⟨

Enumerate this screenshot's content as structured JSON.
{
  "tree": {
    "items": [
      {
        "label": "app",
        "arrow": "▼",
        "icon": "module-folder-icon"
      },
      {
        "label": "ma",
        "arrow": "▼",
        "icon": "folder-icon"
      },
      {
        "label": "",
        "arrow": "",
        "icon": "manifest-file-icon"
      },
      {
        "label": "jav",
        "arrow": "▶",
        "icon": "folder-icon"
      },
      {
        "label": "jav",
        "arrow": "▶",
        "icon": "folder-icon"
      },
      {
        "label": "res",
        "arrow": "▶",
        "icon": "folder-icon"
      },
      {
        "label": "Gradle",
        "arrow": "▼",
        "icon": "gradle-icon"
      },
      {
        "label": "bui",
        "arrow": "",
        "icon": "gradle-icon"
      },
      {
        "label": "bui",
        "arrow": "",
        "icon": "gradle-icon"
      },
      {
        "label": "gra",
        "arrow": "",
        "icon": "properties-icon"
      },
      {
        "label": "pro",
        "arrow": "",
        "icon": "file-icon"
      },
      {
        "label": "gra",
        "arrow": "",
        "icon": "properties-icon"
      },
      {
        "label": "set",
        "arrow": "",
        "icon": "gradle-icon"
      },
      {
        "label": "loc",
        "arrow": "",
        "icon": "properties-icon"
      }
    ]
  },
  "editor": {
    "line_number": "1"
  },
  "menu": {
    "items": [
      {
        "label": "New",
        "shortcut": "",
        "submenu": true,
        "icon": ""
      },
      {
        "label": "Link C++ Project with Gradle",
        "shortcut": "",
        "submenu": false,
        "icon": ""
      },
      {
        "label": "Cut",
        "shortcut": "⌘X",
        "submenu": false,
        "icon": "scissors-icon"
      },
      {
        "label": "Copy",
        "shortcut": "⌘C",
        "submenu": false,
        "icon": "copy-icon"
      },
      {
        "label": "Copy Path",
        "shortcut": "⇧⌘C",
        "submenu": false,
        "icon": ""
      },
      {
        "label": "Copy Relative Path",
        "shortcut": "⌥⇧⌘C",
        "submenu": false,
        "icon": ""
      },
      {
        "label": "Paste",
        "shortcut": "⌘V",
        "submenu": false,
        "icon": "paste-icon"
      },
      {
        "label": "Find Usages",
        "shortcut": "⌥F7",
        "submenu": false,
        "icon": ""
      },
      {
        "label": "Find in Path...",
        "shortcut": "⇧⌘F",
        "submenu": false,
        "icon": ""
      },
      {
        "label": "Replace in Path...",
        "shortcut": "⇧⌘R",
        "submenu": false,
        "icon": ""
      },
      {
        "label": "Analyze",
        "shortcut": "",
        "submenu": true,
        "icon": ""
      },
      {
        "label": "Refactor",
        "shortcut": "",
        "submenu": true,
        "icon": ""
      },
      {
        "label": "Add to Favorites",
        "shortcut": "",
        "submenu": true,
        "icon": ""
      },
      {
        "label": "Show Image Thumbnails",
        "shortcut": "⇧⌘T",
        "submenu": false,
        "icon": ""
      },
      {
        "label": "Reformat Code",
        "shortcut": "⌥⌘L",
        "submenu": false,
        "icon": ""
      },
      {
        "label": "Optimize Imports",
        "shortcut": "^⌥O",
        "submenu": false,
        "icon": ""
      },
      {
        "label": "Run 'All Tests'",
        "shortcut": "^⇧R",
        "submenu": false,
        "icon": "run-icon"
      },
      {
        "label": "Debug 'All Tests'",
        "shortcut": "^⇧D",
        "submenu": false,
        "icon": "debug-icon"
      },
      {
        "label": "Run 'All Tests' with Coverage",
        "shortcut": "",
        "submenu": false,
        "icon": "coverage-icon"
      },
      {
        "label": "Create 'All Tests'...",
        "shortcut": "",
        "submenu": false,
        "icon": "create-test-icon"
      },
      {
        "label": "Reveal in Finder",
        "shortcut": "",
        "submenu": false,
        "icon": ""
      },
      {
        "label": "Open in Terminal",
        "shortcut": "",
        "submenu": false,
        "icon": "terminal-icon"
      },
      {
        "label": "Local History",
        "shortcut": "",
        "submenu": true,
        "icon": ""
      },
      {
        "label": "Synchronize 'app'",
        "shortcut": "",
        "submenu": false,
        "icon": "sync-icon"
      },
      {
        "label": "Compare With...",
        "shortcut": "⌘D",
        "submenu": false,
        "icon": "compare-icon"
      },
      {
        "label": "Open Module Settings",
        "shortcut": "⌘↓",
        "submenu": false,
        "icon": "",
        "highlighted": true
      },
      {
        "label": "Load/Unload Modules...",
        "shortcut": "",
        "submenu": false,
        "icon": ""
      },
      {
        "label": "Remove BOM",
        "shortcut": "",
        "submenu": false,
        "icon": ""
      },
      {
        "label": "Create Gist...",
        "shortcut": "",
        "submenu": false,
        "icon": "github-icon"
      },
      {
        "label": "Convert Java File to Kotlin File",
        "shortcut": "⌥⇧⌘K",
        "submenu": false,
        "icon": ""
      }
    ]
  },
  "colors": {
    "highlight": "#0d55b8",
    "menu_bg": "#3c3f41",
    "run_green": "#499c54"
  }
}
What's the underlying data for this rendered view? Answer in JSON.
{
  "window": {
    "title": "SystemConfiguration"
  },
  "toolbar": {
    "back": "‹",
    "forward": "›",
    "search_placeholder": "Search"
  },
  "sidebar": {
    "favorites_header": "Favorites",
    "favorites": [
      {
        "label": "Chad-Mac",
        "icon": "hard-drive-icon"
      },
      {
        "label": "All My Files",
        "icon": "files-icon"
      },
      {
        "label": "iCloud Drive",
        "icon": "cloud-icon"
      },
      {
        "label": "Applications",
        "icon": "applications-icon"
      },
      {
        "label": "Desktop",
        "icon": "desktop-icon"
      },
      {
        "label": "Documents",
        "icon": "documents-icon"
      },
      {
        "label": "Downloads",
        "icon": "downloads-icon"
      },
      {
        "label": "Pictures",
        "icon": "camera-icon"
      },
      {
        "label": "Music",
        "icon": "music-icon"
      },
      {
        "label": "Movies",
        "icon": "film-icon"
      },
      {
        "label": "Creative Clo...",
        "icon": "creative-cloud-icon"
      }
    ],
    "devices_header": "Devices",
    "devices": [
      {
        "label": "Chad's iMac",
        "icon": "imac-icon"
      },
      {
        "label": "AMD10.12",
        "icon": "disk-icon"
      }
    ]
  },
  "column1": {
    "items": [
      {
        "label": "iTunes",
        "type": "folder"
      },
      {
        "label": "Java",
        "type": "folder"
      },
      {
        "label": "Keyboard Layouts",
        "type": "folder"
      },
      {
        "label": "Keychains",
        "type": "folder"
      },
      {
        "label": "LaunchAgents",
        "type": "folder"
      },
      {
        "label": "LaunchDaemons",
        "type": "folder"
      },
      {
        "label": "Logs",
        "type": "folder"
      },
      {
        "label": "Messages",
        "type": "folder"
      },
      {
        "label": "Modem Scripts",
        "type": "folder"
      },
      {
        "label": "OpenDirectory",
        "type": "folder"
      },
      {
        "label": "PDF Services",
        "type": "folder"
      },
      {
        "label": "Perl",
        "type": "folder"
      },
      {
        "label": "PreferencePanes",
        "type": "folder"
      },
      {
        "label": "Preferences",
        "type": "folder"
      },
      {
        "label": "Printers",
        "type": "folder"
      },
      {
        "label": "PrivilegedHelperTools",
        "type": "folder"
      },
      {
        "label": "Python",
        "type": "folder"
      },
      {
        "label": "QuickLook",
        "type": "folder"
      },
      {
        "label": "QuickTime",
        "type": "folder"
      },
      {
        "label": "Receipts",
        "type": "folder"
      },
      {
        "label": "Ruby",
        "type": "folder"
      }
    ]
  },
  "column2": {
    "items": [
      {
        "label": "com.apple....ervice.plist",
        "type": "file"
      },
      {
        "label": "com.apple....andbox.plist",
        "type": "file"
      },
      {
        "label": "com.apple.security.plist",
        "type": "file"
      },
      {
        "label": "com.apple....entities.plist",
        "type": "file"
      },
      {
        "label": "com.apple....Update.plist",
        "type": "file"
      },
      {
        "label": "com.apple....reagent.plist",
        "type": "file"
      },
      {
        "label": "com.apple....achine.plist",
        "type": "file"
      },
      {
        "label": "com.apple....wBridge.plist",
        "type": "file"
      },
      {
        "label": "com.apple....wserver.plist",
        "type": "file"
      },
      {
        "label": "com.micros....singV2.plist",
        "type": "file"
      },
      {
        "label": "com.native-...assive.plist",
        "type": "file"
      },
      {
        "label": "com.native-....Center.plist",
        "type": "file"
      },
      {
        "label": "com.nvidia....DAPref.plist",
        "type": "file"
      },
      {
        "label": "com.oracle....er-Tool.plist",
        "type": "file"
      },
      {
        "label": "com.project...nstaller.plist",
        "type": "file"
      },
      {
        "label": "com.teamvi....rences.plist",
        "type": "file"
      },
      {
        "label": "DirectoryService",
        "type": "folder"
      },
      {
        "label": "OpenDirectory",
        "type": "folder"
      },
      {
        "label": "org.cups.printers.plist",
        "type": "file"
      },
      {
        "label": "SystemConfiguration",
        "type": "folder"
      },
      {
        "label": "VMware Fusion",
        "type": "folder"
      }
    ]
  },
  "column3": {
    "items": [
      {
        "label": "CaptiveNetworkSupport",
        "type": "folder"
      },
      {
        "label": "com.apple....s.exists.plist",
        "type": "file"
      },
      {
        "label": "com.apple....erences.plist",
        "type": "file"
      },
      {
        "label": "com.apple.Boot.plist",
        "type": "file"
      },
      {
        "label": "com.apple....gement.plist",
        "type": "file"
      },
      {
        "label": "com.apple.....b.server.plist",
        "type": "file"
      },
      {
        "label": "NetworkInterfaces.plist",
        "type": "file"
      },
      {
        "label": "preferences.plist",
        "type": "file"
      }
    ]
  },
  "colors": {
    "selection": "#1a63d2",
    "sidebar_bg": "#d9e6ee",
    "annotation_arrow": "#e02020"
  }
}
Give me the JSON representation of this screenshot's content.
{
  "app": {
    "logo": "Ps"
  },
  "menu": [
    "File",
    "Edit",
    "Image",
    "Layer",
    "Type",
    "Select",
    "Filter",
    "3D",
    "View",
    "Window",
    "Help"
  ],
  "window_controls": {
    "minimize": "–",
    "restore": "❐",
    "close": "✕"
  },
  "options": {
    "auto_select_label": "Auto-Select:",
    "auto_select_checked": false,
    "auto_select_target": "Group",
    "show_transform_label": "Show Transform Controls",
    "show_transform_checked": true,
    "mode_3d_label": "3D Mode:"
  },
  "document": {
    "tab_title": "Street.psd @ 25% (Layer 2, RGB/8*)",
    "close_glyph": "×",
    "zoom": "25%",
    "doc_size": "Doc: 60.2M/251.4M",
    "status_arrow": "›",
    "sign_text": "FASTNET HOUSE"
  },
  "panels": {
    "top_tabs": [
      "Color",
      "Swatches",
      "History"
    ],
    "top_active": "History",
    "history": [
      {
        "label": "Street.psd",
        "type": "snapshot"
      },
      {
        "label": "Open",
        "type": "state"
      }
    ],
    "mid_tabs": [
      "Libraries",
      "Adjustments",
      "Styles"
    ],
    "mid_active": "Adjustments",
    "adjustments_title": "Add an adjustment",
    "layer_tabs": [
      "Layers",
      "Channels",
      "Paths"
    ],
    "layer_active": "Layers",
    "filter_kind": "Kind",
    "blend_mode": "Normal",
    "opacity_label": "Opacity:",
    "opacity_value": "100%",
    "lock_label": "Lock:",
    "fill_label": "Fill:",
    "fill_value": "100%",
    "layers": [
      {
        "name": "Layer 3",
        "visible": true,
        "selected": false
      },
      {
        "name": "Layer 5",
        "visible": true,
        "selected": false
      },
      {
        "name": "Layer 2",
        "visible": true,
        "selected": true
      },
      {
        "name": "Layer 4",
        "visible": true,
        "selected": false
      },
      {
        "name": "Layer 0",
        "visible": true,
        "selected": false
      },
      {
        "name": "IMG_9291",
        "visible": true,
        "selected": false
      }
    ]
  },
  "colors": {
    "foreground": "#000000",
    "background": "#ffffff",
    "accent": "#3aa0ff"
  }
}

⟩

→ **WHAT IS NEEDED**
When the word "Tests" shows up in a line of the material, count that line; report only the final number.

→ **ANSWER SECTION**
4